About this task
Which lines below include "message"? Copy them all.

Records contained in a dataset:
--
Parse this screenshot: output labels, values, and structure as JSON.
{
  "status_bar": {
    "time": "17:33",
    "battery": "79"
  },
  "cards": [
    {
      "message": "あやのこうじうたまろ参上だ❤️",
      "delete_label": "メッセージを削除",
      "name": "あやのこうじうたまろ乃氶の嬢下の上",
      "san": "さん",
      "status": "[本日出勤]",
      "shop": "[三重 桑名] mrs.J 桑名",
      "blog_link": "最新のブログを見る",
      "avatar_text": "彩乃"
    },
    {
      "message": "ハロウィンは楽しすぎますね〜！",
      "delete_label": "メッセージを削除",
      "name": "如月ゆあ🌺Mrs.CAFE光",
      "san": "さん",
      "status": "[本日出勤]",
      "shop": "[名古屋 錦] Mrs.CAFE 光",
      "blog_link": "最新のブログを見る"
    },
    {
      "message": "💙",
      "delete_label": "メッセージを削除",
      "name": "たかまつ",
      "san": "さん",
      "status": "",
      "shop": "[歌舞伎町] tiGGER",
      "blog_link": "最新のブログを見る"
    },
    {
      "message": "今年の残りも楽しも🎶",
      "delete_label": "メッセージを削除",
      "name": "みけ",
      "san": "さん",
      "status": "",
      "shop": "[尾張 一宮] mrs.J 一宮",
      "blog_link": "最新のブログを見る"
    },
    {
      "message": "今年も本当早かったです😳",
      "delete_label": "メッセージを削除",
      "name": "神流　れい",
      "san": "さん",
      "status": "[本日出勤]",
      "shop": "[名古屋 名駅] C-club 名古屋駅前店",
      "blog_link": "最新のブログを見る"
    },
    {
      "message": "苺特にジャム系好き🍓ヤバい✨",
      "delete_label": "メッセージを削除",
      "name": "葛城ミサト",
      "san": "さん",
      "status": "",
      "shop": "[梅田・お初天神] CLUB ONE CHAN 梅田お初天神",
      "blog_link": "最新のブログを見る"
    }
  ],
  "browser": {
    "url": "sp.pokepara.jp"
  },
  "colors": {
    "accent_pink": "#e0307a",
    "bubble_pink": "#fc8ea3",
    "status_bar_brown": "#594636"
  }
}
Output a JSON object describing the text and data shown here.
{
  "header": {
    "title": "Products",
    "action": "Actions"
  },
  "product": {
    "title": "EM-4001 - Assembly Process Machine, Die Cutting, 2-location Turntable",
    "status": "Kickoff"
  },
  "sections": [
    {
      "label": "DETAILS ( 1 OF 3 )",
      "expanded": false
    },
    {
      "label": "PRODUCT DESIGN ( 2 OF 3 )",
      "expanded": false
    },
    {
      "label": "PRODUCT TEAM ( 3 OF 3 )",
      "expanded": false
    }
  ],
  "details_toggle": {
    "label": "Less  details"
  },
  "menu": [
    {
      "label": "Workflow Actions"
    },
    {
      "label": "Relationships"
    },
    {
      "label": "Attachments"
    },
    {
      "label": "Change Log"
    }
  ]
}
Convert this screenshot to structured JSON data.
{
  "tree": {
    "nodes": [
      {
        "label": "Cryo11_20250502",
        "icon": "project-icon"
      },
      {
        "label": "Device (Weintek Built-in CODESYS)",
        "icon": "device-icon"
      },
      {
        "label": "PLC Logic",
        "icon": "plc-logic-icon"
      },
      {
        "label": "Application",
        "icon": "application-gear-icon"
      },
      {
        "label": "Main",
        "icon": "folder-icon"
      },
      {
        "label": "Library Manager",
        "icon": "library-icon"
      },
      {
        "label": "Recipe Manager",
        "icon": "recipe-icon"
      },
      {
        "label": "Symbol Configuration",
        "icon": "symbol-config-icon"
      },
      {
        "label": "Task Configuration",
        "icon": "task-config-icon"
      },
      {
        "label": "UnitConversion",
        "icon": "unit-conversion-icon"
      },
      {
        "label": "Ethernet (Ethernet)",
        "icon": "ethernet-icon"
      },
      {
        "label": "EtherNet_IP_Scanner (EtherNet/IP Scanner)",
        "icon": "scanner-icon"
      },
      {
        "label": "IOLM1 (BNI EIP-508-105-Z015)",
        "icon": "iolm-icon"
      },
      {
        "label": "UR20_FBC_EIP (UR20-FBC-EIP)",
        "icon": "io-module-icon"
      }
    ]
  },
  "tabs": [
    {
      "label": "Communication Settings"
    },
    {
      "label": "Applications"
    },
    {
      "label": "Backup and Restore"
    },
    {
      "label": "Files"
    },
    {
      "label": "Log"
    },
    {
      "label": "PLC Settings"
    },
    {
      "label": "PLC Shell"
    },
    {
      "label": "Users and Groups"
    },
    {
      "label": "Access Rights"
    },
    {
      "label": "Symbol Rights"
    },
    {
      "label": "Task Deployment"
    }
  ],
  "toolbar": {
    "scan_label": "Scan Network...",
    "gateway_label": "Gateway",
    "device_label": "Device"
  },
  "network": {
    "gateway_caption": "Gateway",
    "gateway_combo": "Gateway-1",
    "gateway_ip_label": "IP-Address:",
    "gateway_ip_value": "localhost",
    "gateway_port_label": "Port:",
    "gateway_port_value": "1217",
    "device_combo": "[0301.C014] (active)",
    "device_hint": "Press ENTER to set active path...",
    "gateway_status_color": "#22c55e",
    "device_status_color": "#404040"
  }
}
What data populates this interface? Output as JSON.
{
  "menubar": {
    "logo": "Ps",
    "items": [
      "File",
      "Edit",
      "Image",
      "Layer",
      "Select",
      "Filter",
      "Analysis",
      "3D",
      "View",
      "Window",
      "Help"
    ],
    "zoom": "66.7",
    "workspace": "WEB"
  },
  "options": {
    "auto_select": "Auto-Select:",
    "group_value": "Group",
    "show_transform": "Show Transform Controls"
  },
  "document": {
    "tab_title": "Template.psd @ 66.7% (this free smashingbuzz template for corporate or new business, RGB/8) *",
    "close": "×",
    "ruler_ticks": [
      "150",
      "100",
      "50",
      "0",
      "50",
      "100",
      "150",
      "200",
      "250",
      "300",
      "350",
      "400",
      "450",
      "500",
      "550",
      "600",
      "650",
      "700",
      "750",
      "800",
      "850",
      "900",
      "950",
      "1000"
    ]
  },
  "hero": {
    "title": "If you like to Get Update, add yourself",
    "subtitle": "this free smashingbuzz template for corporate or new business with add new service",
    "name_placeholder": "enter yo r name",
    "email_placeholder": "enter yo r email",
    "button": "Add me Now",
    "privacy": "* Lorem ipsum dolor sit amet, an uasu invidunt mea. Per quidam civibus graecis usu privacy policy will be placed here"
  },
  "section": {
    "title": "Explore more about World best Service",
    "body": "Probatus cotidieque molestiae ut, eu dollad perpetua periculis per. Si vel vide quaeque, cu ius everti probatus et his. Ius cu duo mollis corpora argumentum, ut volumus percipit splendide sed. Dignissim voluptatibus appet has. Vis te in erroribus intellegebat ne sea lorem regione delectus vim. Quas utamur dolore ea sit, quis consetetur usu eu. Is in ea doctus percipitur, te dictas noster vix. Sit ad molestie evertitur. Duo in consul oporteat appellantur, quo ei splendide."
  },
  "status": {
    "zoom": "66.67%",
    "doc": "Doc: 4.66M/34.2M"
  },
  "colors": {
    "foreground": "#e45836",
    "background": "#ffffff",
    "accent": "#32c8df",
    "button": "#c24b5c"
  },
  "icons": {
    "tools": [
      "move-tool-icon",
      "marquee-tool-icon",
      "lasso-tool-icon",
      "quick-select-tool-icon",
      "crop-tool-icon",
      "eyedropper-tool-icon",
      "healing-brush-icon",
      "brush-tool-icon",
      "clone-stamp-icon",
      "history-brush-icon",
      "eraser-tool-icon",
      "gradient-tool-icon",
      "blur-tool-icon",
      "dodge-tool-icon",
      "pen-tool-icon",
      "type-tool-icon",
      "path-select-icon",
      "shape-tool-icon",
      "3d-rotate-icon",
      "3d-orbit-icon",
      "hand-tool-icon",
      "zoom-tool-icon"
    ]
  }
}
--
Response to this task
      "message": "あやのこうじうたまろ参上だ❤️",
      "message": "ハロウィンは楽しすぎますね〜！",
      "message": "💙",
      "message": "今年の残りも楽しも🎶",
      "message": "今年も本当早かったです😳",
      "message": "苺特にジャム系好き🍓ヤバい✨",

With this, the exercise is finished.